Fears over possible nuclear reactor meltdowns have complicated Japan’s attempt to recover from the tsunami that hit northern prefectures on Friday. Japan, which has no oil or gas of its own, gets…
Fears over possible nuclear reactor meltdowns have complicated Japan’s attempt to recover from the tsunami that hit northern prefectures on Friday.
Japan, which has no oil or gas of its own, gets about a third of its electricity from nuclear power as a result of a government push to build nuclear reactors after the energy price spike of the 1970s. The ratcheting up of petroleum prices because of the instability in Libya and elsewhere in the Middle East shows that the need for an alternative to hydrocarbons is still there. (And in addition to price considerations, we now know that the world faces a dire threat from carbon dioxide-caused climate change). But the answer in 2011 is different than it was in the 1980s. Now it is possible to replace hydrocarbons with renewable energy.

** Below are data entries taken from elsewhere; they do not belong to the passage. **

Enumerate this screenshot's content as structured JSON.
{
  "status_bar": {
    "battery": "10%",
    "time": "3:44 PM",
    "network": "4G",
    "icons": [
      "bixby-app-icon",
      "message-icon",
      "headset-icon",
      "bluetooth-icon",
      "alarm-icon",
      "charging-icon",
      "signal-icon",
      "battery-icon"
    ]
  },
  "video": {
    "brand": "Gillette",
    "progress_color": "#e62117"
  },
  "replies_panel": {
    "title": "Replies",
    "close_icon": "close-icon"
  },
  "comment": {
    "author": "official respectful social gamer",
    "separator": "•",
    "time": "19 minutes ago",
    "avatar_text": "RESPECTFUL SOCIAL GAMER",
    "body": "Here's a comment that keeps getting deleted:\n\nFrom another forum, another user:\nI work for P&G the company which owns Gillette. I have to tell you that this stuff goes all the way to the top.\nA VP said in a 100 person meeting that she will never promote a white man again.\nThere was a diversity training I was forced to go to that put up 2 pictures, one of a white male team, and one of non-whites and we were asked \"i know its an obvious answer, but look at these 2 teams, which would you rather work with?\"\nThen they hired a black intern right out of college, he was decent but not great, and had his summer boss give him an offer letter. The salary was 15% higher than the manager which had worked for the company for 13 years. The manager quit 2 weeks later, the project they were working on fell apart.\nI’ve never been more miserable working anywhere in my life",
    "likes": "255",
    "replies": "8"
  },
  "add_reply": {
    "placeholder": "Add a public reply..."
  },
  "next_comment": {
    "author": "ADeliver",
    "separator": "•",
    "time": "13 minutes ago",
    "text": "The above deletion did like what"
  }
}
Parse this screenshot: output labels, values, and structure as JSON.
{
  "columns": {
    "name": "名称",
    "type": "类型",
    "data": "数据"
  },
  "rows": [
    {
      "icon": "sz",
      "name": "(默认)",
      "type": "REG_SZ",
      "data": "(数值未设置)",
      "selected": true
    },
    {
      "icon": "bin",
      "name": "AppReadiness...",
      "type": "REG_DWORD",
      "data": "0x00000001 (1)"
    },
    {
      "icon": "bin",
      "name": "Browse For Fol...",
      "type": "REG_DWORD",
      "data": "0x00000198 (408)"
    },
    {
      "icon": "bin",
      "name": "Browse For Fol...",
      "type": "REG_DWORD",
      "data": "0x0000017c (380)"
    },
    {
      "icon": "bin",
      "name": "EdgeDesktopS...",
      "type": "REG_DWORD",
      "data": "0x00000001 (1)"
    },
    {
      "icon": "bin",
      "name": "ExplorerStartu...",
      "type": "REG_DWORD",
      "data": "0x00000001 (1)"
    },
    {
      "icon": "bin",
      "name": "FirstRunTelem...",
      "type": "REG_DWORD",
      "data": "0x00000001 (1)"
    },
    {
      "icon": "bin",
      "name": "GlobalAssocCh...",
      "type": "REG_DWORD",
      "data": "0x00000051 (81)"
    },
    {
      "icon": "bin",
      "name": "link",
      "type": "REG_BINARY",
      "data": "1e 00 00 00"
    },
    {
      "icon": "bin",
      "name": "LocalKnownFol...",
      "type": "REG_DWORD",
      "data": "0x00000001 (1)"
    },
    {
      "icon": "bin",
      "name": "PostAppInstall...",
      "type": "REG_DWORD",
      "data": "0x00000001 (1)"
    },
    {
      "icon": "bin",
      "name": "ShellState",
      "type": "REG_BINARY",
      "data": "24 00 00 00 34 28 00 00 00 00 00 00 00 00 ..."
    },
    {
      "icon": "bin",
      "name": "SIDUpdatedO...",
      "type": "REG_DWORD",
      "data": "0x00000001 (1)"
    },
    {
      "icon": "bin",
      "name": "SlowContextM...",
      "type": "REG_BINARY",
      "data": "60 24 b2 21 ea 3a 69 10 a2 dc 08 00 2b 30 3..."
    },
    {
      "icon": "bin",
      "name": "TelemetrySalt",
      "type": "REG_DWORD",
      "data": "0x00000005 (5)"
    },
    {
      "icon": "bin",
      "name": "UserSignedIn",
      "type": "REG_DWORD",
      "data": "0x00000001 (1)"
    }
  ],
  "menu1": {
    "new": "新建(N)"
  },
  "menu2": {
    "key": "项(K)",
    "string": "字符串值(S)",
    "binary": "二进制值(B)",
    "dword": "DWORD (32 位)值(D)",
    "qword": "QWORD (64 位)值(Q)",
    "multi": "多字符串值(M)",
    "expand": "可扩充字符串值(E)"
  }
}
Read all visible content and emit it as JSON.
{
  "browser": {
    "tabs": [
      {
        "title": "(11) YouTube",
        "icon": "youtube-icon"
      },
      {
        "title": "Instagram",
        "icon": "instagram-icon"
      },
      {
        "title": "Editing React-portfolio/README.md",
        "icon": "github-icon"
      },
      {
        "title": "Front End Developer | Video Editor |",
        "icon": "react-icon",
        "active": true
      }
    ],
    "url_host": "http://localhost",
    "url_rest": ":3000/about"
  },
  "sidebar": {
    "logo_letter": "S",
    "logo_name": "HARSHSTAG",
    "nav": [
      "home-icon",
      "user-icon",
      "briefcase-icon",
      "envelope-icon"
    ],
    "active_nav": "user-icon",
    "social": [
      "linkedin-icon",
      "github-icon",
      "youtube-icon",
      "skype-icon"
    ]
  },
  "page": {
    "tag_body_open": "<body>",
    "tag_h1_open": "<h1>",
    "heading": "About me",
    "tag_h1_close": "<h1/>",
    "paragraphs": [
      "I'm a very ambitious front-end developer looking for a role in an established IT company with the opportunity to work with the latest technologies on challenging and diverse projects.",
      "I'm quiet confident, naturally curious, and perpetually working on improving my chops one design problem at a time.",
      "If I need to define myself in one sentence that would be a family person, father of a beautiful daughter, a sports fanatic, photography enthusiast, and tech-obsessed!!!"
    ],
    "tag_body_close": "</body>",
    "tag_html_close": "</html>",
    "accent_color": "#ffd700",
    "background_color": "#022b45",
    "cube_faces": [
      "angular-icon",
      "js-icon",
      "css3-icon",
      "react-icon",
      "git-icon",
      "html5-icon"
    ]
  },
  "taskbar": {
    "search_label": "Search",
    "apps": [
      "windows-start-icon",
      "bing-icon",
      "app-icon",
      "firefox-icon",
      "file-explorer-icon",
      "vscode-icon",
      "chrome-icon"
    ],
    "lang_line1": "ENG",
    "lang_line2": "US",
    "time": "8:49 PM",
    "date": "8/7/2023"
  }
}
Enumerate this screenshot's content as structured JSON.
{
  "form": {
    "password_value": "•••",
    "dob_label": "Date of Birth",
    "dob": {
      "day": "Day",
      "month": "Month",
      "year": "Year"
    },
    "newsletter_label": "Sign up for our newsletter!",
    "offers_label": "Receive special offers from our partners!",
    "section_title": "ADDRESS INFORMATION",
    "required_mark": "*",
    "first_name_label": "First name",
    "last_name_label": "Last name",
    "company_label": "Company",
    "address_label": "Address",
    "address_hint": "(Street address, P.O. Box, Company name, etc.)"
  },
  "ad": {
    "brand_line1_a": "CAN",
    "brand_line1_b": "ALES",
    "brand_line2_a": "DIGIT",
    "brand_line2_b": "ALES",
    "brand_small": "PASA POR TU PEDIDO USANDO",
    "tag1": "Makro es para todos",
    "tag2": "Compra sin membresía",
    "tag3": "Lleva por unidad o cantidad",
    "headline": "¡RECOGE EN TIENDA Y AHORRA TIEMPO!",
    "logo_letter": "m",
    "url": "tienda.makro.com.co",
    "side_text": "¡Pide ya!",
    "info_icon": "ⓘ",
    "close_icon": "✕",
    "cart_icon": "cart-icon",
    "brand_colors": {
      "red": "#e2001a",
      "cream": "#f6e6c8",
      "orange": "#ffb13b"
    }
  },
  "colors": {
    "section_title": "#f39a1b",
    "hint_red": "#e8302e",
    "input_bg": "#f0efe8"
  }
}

The meltdown fears in Japan gave a special impetus to a demonstration in Germany on Saturday against nuclear reactors, which drew 50,000 protesters. The conservative Merkel government had decided to keep operating the country’s nuclear reactors until 2035, well beyond their original planned closure dates. The decision provoked an outcry among Germany’s Green Party and its Social Democratic Party allies.
Germany generates 17 percent of its electricity from renewable sources such as wind and solar, in both of which it is a leading innovator. The achievement is largely owed to government policies giving incentives for use of alternative energy, policies implemented when the SPD/ Green Party coalition was in power.
In contrast, Japan’s government has done little to promote alternative sources of energy such as wind, an area in which the country has fallen behind leaders such as Germany and China. Projects at harnessing the power of ocean waves are planned off Scotland and Oregon, but apparently not Japan (surely a natural in this regard).
Portugal gets 45% of its electricity from renewables, mostly because of government policy and investments in a smart grid. Lisbon has demonstrated that renewables are practical sources of a majority of a country’s electricity even now.
The Japan crisis has renewed fears among environmentalists in India about that country’s plans for 21 nuclear power plants. Given that solar energy is now reaching grid parity in some markets, at $4 per watt, sun-rich India is daft to subsidize expensive and dangerous nuclear plants.
Nuclear power plants are inherently unsafe, can facilitate nuclear weapons proliferation, and produce nuclear waste that is impossible to dispose of safely. Advocates for this industry use propaganda and corrupted ‘science’ in an attempt to cover up these obvious conclusions, an activity called “greenwashing.” Government and industry investments in the dead end of nuclear plants divert precious resources away from solar and wind, which are far more viable.
Japan is in the midst of a very difficult set of challenges. But when they are met, its government should make an ambitious turn to promoting green energy on the Portuguese model. And India should rethink its ill-conceived turn to nuclear plants. It is a seismically active area, and infrastructural upkeep is difficult in a developing nation.